Tips for Container Gardening
In recent years, as the popularity of container gardening has increased, breeders have developed an increasing number of compact and dwarf vegetable varieties intended to do well in pots and small growing spaces. A few of these varieties include:
- Eggplant: Fairy Tale and Patio Baby
- Kale: Red Russian and Simply Salad Kale Storm
- Lettuce: all varieties and our Simply Salad City Garden Mix
- Pepper: Candy Cane Chocolate Cherry and Hungarian Cheese Mix
- Strawberry, Summer Breeze Cherry
- Swiss Chard: Bright Lights
- Tomato: Patio, Fantastico and Heartbreaker® Vallery
Different vegetables need different conditions, even in pots. But containers make it easier to control the soil, light, water and fertilizer.
Here are some tips for getting started with container gardening, whether you’re growing herbs or vegetables.
Bigger is better
The greatest challenge of container herb and vegetable growing is watering, since the soil will dry out faster in pots than in the ground. However, a larger volume of soil won’t dry out as fast, so choose the biggest pot you can. Make certain that the container you choose has holes in the bottom so excess water can drain away from the soil.
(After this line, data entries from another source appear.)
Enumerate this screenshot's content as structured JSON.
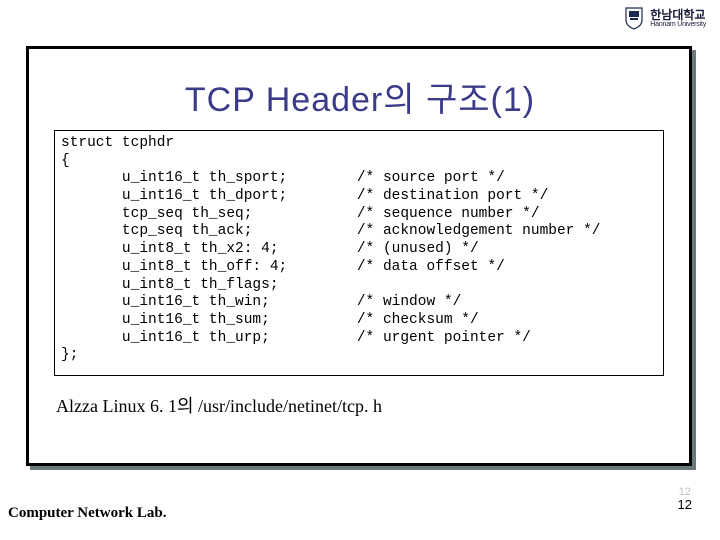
{
  "logo": {
    "korean": "한남대학교",
    "english": "Hannam University"
  },
  "title": "TCP Header의 구조(1)",
  "code": "struct tcphdr\n{\n       u_int16_t th_sport;        /* source port */\n       u_int16_t th_dport;        /* destination port */\n       tcp_seq th_seq;            /* sequence number */\n       tcp_seq th_ack;            /* acknowledgement number */\n       u_int8_t th_x2: 4;         /* (unused) */\n       u_int8_t th_off: 4;        /* data offset */\n       u_int8_t th_flags;\n       u_int16_t th_win;          /* window */\n       u_int16_t th_sum;          /* checksum */\n       u_int16_t th_urp;          /* urgent pointer */\n};",
  "caption": "Alzza Linux 6. 1의 /usr/include/netinet/tcp. h",
  "footer": "Computer Network Lab.",
  "page": {
    "faded": "12",
    "main": "12"
  }
}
Also put a light layer of small rocks at the base of the pot to allow for better drainage.
Plan for watering
So-called “self-watering” containers have a reservoir beneath the soil, topped with a grid through which the roots can reach down to the water. With these containers, you won’t have to water as often, but you still have to keep that reservoir filled. And in the hot summer, mature plants will empty the reservoir fast, so you may have to fill it daily. Spread mulch over the soil in pots just as you would in a garden, to keep moisture from evaporating.
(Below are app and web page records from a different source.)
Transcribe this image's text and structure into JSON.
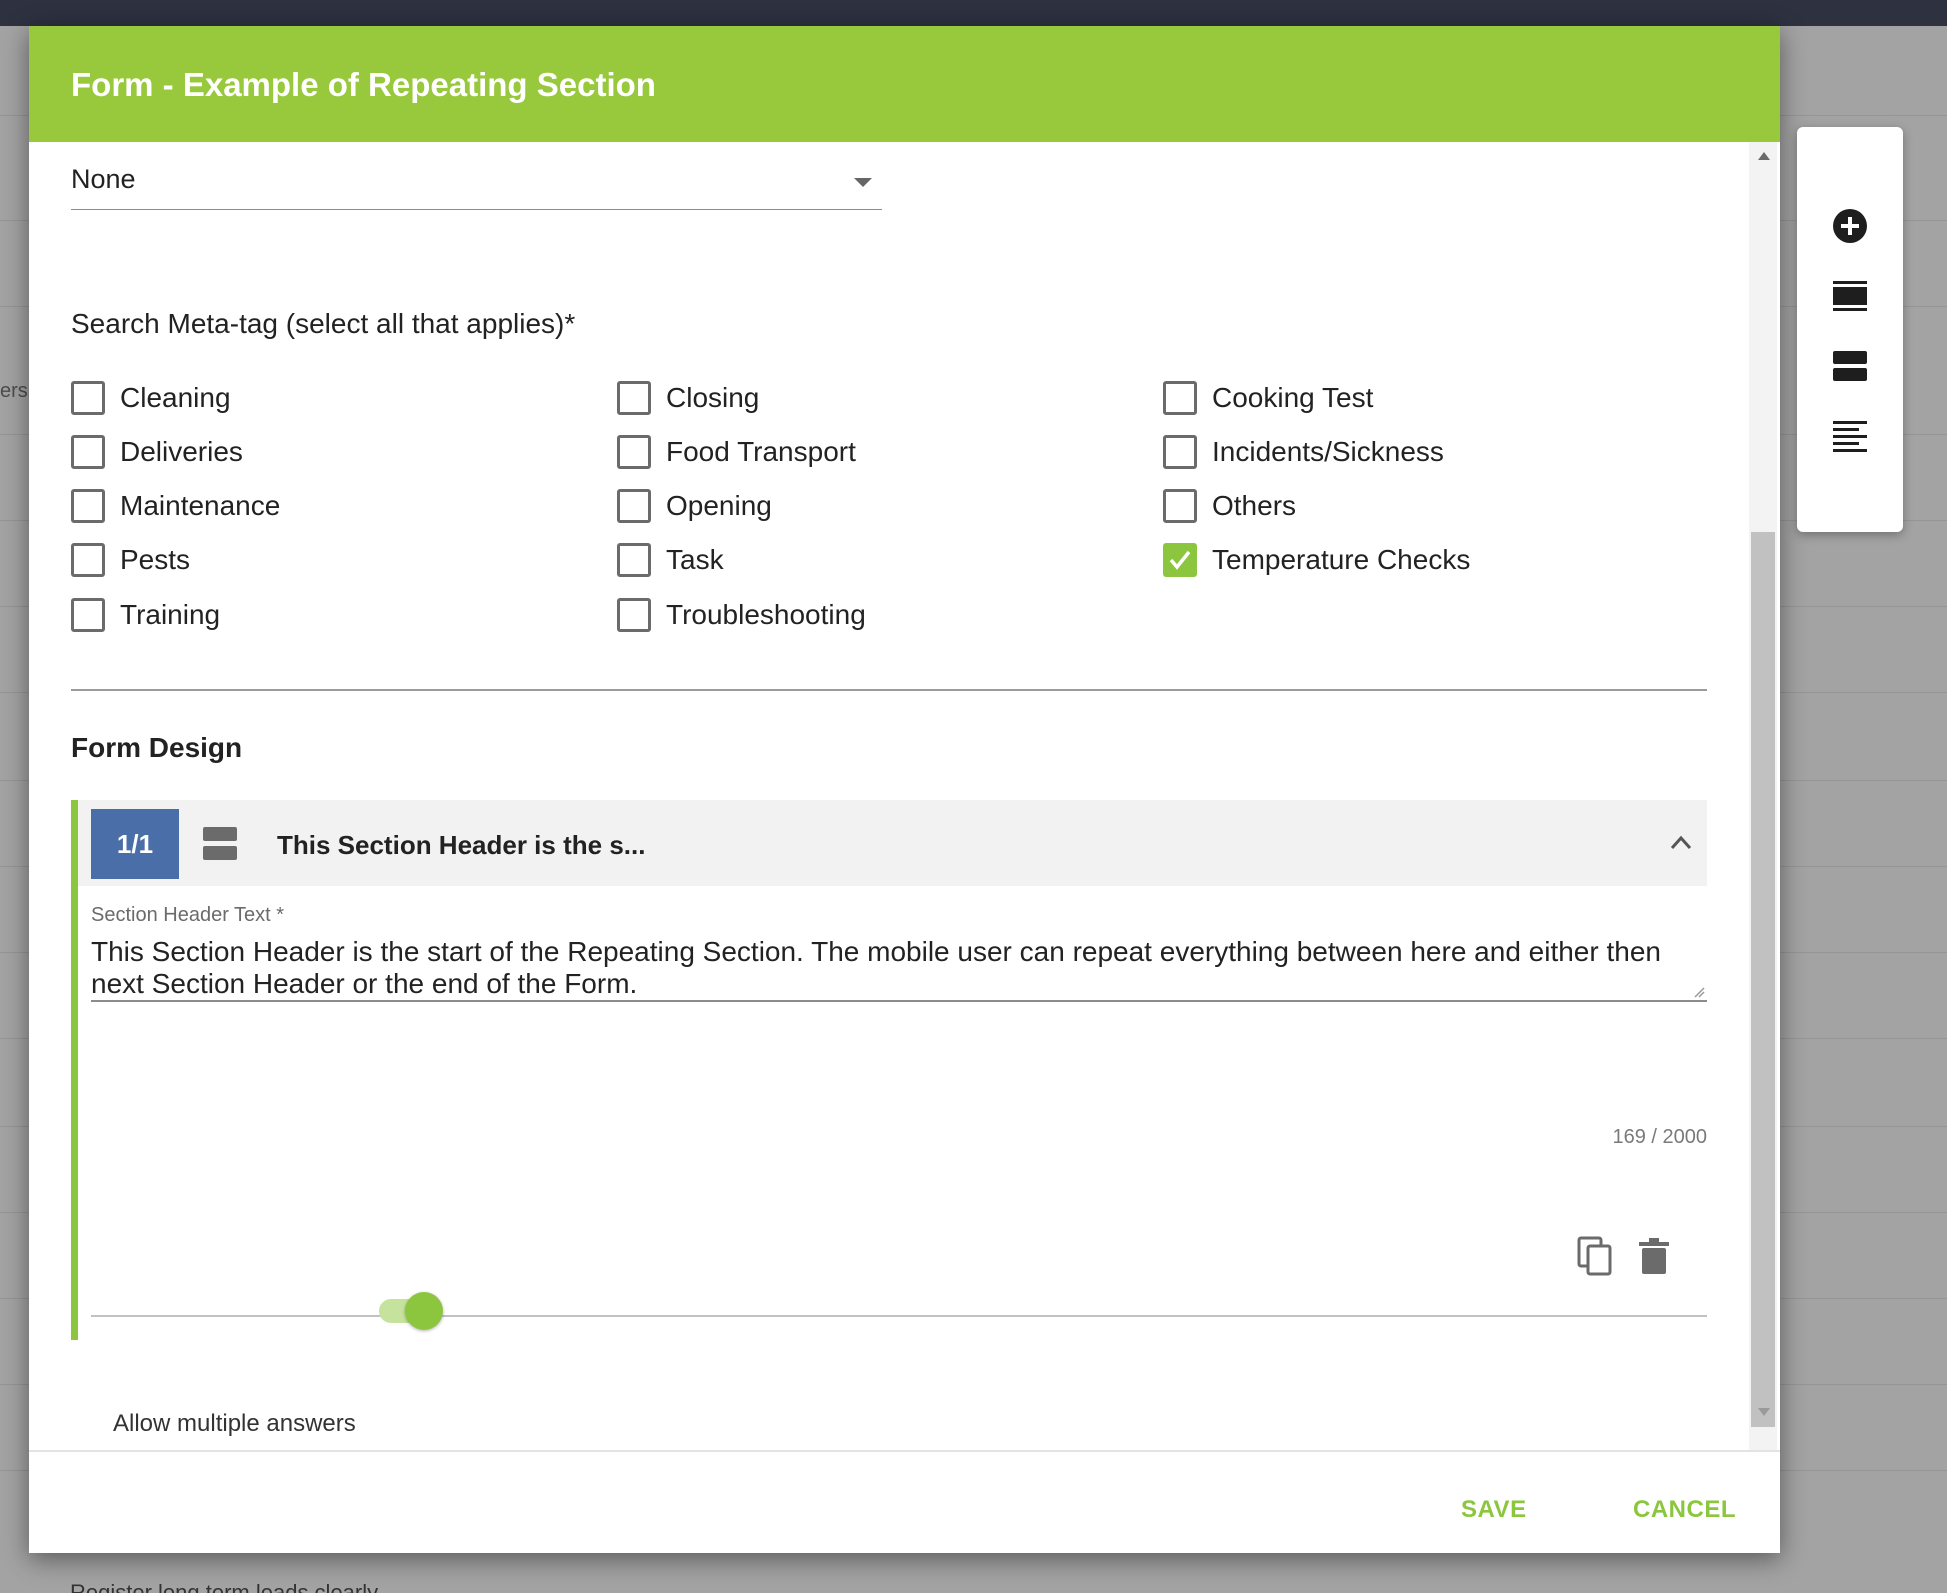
{
  "background": {
    "fragment_text": "ersi",
    "bottom_text": "Register long term leads clearly"
  },
  "dialog": {
    "title": "Form - Example of Repeating Section",
    "select": {
      "value": "None"
    },
    "meta_tag_label": "Search Meta-tag (select all that applies)*",
    "meta_tags": [
      {
        "label": "Cleaning",
        "checked": false
      },
      {
        "label": "Closing",
        "checked": false
      },
      {
        "label": "Cooking Test",
        "checked": false
      },
      {
        "label": "Deliveries",
        "checked": false
      },
      {
        "label": "Food Transport",
        "checked": false
      },
      {
        "label": "Incidents/Sickness",
        "checked": false
      },
      {
        "label": "Maintenance",
        "checked": false
      },
      {
        "label": "Opening",
        "checked": false
      },
      {
        "label": "Others",
        "checked": false
      },
      {
        "label": "Pests",
        "checked": false
      },
      {
        "label": "Task",
        "checked": false
      },
      {
        "label": "Temperature Checks",
        "checked": true
      },
      {
        "label": "Training",
        "checked": false
      },
      {
        "label": "Troubleshooting",
        "checked": false
      }
    ],
    "form_design_title": "Form Design",
    "section": {
      "badge": "1/1",
      "icon": "section-header-icon",
      "header_title": "This Section Header is the s...",
      "field_label": "Section Header Text *",
      "text": "This Section Header is the start of the Repeating Section. The mobile user can repeat everything between here and either then next Section Header or the end of the Form.",
      "char_count": "169 / 2000",
      "allow_multiple_label": "Allow multiple answers",
      "allow_multiple": true
    },
    "save_label": "SAVE",
    "cancel_label": "CANCEL"
  },
  "toolbar": {
    "items": [
      {
        "name": "add-circle-icon"
      },
      {
        "name": "section-icon"
      },
      {
        "name": "repeating-section-icon"
      },
      {
        "name": "text-align-icon"
      }
    ]
  },
  "colors": {
    "accent": "#8cc63f",
    "header_bg": "#98c93c",
    "badge": "#4a6fa8"
  }
}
Start with herbs
Herbs are easy to grow, especially if you begin with Sweet Valley transplants, and they will add a fresh homegrown taste to almost any meal. Just remember to give them the conditions they prefer. All herbs need full sun, but some, such as rosemary, prefer drier soil and fewer nutrients, whereas basil may need more fertilizer and water than rosemary.
With pots, you may be able to finesse a sun shortage. Place a wheeled pot trolley (available in garden centres) under a large pot and move it to follow the sun. For example, move it into the sun in the morning, and in the evening when you want to sit on the patio, scoot it out of the way.
Baby greens such as lettuce and spinach are perhaps the simplest vegetables to grow. You can start a salad greens garden beginning in the spring when they will tolerate cool temperatures. Pick up some Sweet Valley lettuce, kale or a simply salad blend and transplant them into a nicer patio pot. Place it out of the direct hot sun. Lettuce prefers a subtle sun and cooler temperatures. Once grown up to salad size, use scissors to snip off only the largest leaves and you can keep your harvest going for several weeks.
Accept the challenge
Everybody loves tomatoes, but they take some work. For growing them in pots, seek out dwarf varieties that are “determinate”, meaning they will grow to a certain size, then stop and bear all their fruit in a few weeks. Choose cherry tomatoes or those with fruit no more than two inches across. (Sweet Valley transplants will work best!) You will need a large container (preferably not clay). Self-watering containers are a smart choice because they even out the water and fertilizer supply which helps prevent the fruit from cracking. Even with a self-watering planter, you will still need to water frequently in the summer. Tomatoes sprawl and the fruits get heavy, so provide a cage for all but the most dwarf tomato varieties. Or install sturdy stakes when you plant and be attentive to tying new shoots to the stakes.
Most importantly, have fun with your patio garden! You may not catch on right away but don’t give up. Growing your own food can be a rewarding experience and will make you want to grow more! When you start to get the hang of it, try combination containers with vegetables and herbs that have compatible habits. This is a great way to add colour and interest to your patio garden!